## YOUR GOAL
Go through the entries one line at a time, and gather every line that has the word "value".

|---|

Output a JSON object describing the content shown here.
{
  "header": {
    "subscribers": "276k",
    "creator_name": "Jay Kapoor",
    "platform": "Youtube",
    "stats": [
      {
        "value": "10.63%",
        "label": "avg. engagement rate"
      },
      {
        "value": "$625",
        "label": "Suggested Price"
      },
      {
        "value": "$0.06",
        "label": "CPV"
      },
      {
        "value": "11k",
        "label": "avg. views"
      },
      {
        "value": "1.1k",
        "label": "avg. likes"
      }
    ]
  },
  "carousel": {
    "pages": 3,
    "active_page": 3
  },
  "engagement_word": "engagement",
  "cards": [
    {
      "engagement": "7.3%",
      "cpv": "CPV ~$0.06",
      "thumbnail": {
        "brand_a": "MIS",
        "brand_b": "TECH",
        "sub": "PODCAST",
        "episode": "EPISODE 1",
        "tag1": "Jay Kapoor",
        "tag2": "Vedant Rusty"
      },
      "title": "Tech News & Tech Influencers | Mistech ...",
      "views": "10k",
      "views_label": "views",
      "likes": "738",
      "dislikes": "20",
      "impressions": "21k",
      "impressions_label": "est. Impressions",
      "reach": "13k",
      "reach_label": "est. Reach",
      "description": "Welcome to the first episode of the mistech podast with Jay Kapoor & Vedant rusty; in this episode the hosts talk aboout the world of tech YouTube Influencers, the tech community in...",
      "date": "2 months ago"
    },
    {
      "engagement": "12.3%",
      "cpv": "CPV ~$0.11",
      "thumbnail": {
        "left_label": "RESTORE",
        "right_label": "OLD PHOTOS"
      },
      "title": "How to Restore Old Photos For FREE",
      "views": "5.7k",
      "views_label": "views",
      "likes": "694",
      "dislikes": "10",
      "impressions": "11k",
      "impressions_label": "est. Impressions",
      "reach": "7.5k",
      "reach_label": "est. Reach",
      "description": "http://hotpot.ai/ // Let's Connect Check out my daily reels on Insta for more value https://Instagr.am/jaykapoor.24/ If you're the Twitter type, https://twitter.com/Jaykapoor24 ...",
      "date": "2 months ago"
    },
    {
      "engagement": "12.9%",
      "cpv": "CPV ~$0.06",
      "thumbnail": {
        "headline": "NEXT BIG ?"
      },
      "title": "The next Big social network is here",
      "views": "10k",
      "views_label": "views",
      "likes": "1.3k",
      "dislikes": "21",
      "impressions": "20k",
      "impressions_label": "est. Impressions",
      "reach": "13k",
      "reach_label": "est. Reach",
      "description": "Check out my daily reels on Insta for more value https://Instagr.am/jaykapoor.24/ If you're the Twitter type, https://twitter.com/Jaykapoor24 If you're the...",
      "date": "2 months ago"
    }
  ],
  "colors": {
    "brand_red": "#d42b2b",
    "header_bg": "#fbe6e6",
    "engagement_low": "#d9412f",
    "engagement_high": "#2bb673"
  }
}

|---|

## EXERCISE SOLUTION
        "value": "10.63%",
        "value": "$625",
        "value": "$0.06",
        "value": "11k",
        "value": "1.1k",
      "description": "http://hotpot.ai/ // Let's Connect Check out my daily reels on Insta for more value https://Instagr.am/jaykapoor.24/ If you're the Twitter type, https://twitter.com/Jaykapoor24 ...",
      "description": "Check out my daily reels on Insta for more value https://Instagr.am/jaykapoor.24/ If you're the Twitter type, https://twitter.com/Jaykapoor24 If you're the...",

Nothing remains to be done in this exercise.